**Material shown:**
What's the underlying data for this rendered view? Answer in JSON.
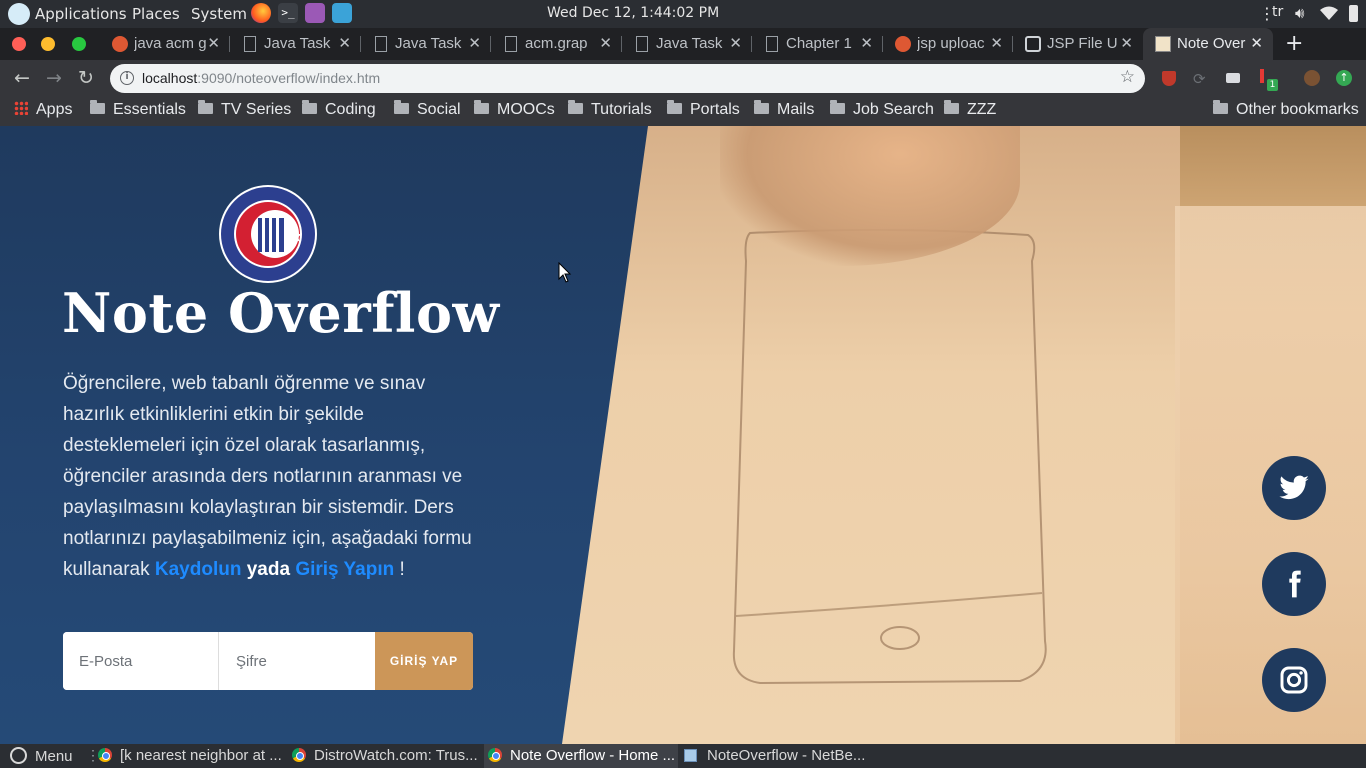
{
  "top_panel": {
    "menus": [
      "Applications",
      "Places",
      "System"
    ],
    "clock": "Wed Dec 12,  1:44:02 PM",
    "keyboard_layout": "tr"
  },
  "browser": {
    "tabs": [
      {
        "title": "java acm g",
        "icon": "duckduckgo-icon"
      },
      {
        "title": "Java Task",
        "icon": "page-icon"
      },
      {
        "title": "Java Task",
        "icon": "page-icon"
      },
      {
        "title": "acm.grap",
        "icon": "page-icon"
      },
      {
        "title": "Java Task",
        "icon": "page-icon"
      },
      {
        "title": "Chapter 1",
        "icon": "page-icon"
      },
      {
        "title": "jsp uploac",
        "icon": "duckduckgo-icon"
      },
      {
        "title": "JSP File U",
        "icon": "site-icon"
      },
      {
        "title": "Note Over",
        "icon": "noteoverflow-icon",
        "active": true
      }
    ],
    "url_host": "localhost",
    "url_rest": ":9090/noteoverflow/index.htm",
    "bookmarks": {
      "apps": "Apps",
      "folders": [
        "Essentials",
        "TV Series",
        "Coding",
        "Social",
        "MOOCs",
        "Tutorials",
        "Portals",
        "Mails",
        "Job Search",
        "ZZZ"
      ],
      "other": "Other bookmarks"
    },
    "extension_badge": "1"
  },
  "page": {
    "title": "Note Overflow",
    "description": "Öğrencilere, web tabanlı öğrenme ve sınav hazırlık etkinliklerini etkin bir şekilde desteklemeleri için özel olarak tasarlanmış, öğrenciler arasında ders notlarının aranması ve paylaşılmasını kolaylaştıran bir sistemdir. Ders notlarınızı paylaşabilmeniz için, aşağadaki formu kullanarak ",
    "register_link": "Kaydolun",
    "or_text": "yada",
    "login_link": "Giriş Yapın",
    "end_punct": " !",
    "logo_text": "ÇANAKKALE ONSEKİZ MART ÜNİVERSİTESİ",
    "logo_year": "1992",
    "form": {
      "email_placeholder": "E-Posta",
      "password_placeholder": "Şifre",
      "submit_label": "GİRİŞ YAP"
    },
    "social": [
      "twitter-icon",
      "facebook-icon",
      "instagram-icon"
    ],
    "colors": {
      "panel": "#1f3a5e",
      "accent": "#cc9658",
      "link": "#1e8bff"
    }
  },
  "taskbar": {
    "menu_label": "Menu",
    "windows": [
      {
        "title": "[k nearest neighbor at ...",
        "icon": "chrome-icon"
      },
      {
        "title": "DistroWatch.com: Trus...",
        "icon": "chrome-icon"
      },
      {
        "title": "Note Overflow - Home ...",
        "icon": "chrome-icon",
        "active": true
      },
      {
        "title": "NoteOverflow - NetBe...",
        "icon": "netbeans-icon"
      }
    ]
  }
}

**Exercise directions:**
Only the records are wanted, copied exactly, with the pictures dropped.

**Problem solution:**
What's the underlying data for this rendered view? Answer in JSON.
{
  "top_panel": {
    "menus": [
      "Applications",
      "Places",
      "System"
    ],
    "clock": "Wed Dec 12,  1:44:02 PM",
    "keyboard_layout": "tr"
  },
  "browser": {
    "tabs": [
      {
        "title": "java acm g",
        "icon": "duckduckgo-icon"
      },
      {
        "title": "Java Task",
        "icon": "page-icon"
      },
      {
        "title": "Java Task",
        "icon": "page-icon"
      },
      {
        "title": "acm.grap",
        "icon": "page-icon"
      },
      {
        "title": "Java Task",
        "icon": "page-icon"
      },
      {
        "title": "Chapter 1",
        "icon": "page-icon"
      },
      {
        "title": "jsp uploac",
        "icon": "duckduckgo-icon"
      },
      {
        "title": "JSP File U",
        "icon": "site-icon"
      },
      {
        "title": "Note Over",
        "icon": "noteoverflow-icon",
        "active": true
      }
    ],
    "url_host": "localhost",
    "url_rest": ":9090/noteoverflow/index.htm",
    "bookmarks": {
      "apps": "Apps",
      "folders": [
        "Essentials",
        "TV Series",
        "Coding",
        "Social",
        "MOOCs",
        "Tutorials",
        "Portals",
        "Mails",
        "Job Search",
        "ZZZ"
      ],
      "other": "Other bookmarks"
    },
    "extension_badge": "1"
  },
  "page": {
    "title": "Note Overflow",
    "description": "Öğrencilere, web tabanlı öğrenme ve sınav hazırlık etkinliklerini etkin bir şekilde desteklemeleri için özel olarak tasarlanmış, öğrenciler arasında ders notlarının aranması ve paylaşılmasını kolaylaştıran bir sistemdir. Ders notlarınızı paylaşabilmeniz için, aşağadaki formu kullanarak ",
    "register_link": "Kaydolun",
    "or_text": "yada",
    "login_link": "Giriş Yapın",
    "end_punct": " !",
    "logo_text": "ÇANAKKALE ONSEKİZ MART ÜNİVERSİTESİ",
    "logo_year": "1992",
    "form": {
      "email_placeholder": "E-Posta",
      "password_placeholder": "Şifre",
      "submit_label": "GİRİŞ YAP"
    },
    "social": [
      "twitter-icon",
      "facebook-icon",
      "instagram-icon"
    ],
    "colors": {
      "panel": "#1f3a5e",
      "accent": "#cc9658",
      "link": "#1e8bff"
    }
  },
  "taskbar": {
    "menu_label": "Menu",
    "windows": [
      {
        "title": "[k nearest neighbor at ...",
        "icon": "chrome-icon"
      },
      {
        "title": "DistroWatch.com: Trus...",
        "icon": "chrome-icon"
      },
      {
        "title": "Note Overflow - Home ...",
        "icon": "chrome-icon",
        "active": true
      },
      {
        "title": "NoteOverflow - NetBe...",
        "icon": "netbeans-icon"
      }
    ]
  }
}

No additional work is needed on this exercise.